§ THE TASK
Write out the data word for word and omit every picture.
━━━
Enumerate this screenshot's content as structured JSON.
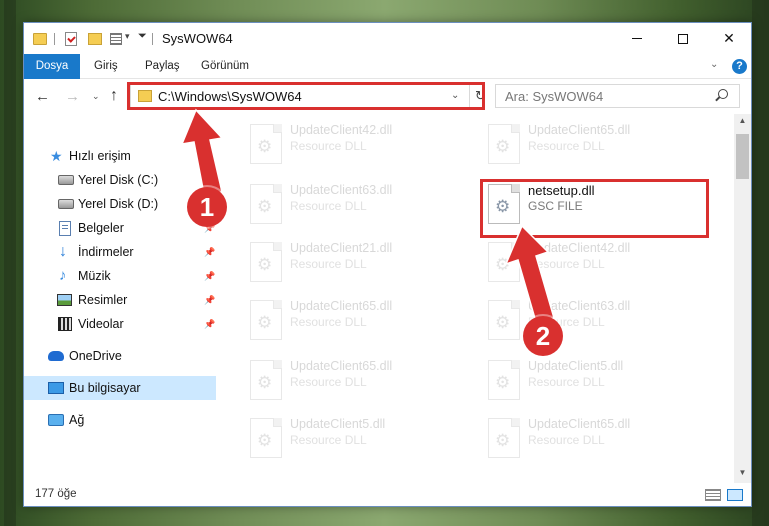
{
  "window": {
    "title": "SysWOW64",
    "minimize_icon": "minimize-icon",
    "maximize_icon": "maximize-icon",
    "close_icon": "close-icon",
    "close_glyph": "✕"
  },
  "ribbon": {
    "tabs": [
      {
        "label": "Dosya"
      },
      {
        "label": "Giriş"
      },
      {
        "label": "Paylaş"
      },
      {
        "label": "Görünüm"
      }
    ],
    "help_glyph": "?",
    "expand_glyph": "⌄"
  },
  "nav": {
    "back_glyph": "←",
    "forward_glyph": "→",
    "recent_glyph": "⌄",
    "up_glyph": "↑"
  },
  "address": {
    "path": "C:\\Windows\\SysWOW64",
    "dropdown_glyph": "⌄",
    "refresh_glyph": "↻"
  },
  "search": {
    "placeholder": "Ara: SysWOW64"
  },
  "sidebar": {
    "items": [
      {
        "label": "Hızlı erişim",
        "icon": "star-icon"
      },
      {
        "label": "Yerel Disk (C:)",
        "icon": "drive-icon",
        "pinned": true
      },
      {
        "label": "Yerel Disk (D:)",
        "icon": "drive-icon",
        "pinned": true
      },
      {
        "label": "Belgeler",
        "icon": "documents-icon",
        "pinned": true
      },
      {
        "label": "İndirmeler",
        "icon": "download-icon",
        "pinned": true
      },
      {
        "label": "Müzik",
        "icon": "music-icon",
        "pinned": true
      },
      {
        "label": "Resimler",
        "icon": "pictures-icon",
        "pinned": true
      },
      {
        "label": "Videolar",
        "icon": "videos-icon",
        "pinned": true
      },
      {
        "label": "OneDrive",
        "icon": "cloud-icon"
      },
      {
        "label": "Bu bilgisayar",
        "icon": "computer-icon",
        "selected": true
      },
      {
        "label": "Ağ",
        "icon": "network-icon"
      }
    ],
    "pin_glyph": "📌"
  },
  "files": {
    "left_column": [
      {
        "name": "UpdateClient42.dll",
        "type": "Resource DLL"
      },
      {
        "name": "UpdateClient63.dll",
        "type": "Resource DLL"
      },
      {
        "name": "UpdateClient21.dll",
        "type": "Resource DLL"
      },
      {
        "name": "UpdateClient65.dll",
        "type": "Resource DLL"
      },
      {
        "name": "UpdateClient65.dll",
        "type": "Resource DLL"
      },
      {
        "name": "UpdateClient5.dll",
        "type": "Resource DLL"
      }
    ],
    "right_column": [
      {
        "name": "UpdateClient65.dll",
        "type": "Resource DLL"
      },
      {
        "name": "netsetup.dll",
        "type": "GSC FILE",
        "highlighted": true
      },
      {
        "name": "UpdateClient42.dll",
        "type": "Resource DLL"
      },
      {
        "name": "UpdateClient63.dll",
        "type": "Resource DLL"
      },
      {
        "name": "UpdateClient5.dll",
        "type": "Resource DLL"
      },
      {
        "name": "UpdateClient65.dll",
        "type": "Resource DLL"
      }
    ]
  },
  "statusbar": {
    "count": "177 öğe"
  },
  "annotations": {
    "marker_1": "1",
    "marker_2": "2",
    "color": "#d9302f"
  },
  "colors": {
    "accent": "#1979ca",
    "selection": "#cce8ff",
    "highlight": "#d9302f"
  }
}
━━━
§ EXPECTED OUTPUT
Enumerate this screenshot's content as structured JSON.
{
  "window": {
    "title": "SysWOW64",
    "minimize_icon": "minimize-icon",
    "maximize_icon": "maximize-icon",
    "close_icon": "close-icon",
    "close_glyph": "✕"
  },
  "ribbon": {
    "tabs": [
      {
        "label": "Dosya"
      },
      {
        "label": "Giriş"
      },
      {
        "label": "Paylaş"
      },
      {
        "label": "Görünüm"
      }
    ],
    "help_glyph": "?",
    "expand_glyph": "⌄"
  },
  "nav": {
    "back_glyph": "←",
    "forward_glyph": "→",
    "recent_glyph": "⌄",
    "up_glyph": "↑"
  },
  "address": {
    "path": "C:\\Windows\\SysWOW64",
    "dropdown_glyph": "⌄",
    "refresh_glyph": "↻"
  },
  "search": {
    "placeholder": "Ara: SysWOW64"
  },
  "sidebar": {
    "items": [
      {
        "label": "Hızlı erişim",
        "icon": "star-icon"
      },
      {
        "label": "Yerel Disk (C:)",
        "icon": "drive-icon",
        "pinned": true
      },
      {
        "label": "Yerel Disk (D:)",
        "icon": "drive-icon",
        "pinned": true
      },
      {
        "label": "Belgeler",
        "icon": "documents-icon",
        "pinned": true
      },
      {
        "label": "İndirmeler",
        "icon": "download-icon",
        "pinned": true
      },
      {
        "label": "Müzik",
        "icon": "music-icon",
        "pinned": true
      },
      {
        "label": "Resimler",
        "icon": "pictures-icon",
        "pinned": true
      },
      {
        "label": "Videolar",
        "icon": "videos-icon",
        "pinned": true
      },
      {
        "label": "OneDrive",
        "icon": "cloud-icon"
      },
      {
        "label": "Bu bilgisayar",
        "icon": "computer-icon",
        "selected": true
      },
      {
        "label": "Ağ",
        "icon": "network-icon"
      }
    ],
    "pin_glyph": "📌"
  },
  "files": {
    "left_column": [
      {
        "name": "UpdateClient42.dll",
        "type": "Resource DLL"
      },
      {
        "name": "UpdateClient63.dll",
        "type": "Resource DLL"
      },
      {
        "name": "UpdateClient21.dll",
        "type": "Resource DLL"
      },
      {
        "name": "UpdateClient65.dll",
        "type": "Resource DLL"
      },
      {
        "name": "UpdateClient65.dll",
        "type": "Resource DLL"
      },
      {
        "name": "UpdateClient5.dll",
        "type": "Resource DLL"
      }
    ],
    "right_column": [
      {
        "name": "UpdateClient65.dll",
        "type": "Resource DLL"
      },
      {
        "name": "netsetup.dll",
        "type": "GSC FILE",
        "highlighted": true
      },
      {
        "name": "UpdateClient42.dll",
        "type": "Resource DLL"
      },
      {
        "name": "UpdateClient63.dll",
        "type": "Resource DLL"
      },
      {
        "name": "UpdateClient5.dll",
        "type": "Resource DLL"
      },
      {
        "name": "UpdateClient65.dll",
        "type": "Resource DLL"
      }
    ]
  },
  "statusbar": {
    "count": "177 öğe"
  },
  "annotations": {
    "marker_1": "1",
    "marker_2": "2",
    "color": "#d9302f"
  },
  "colors": {
    "accent": "#1979ca",
    "selection": "#cce8ff",
    "highlight": "#d9302f"
  }
}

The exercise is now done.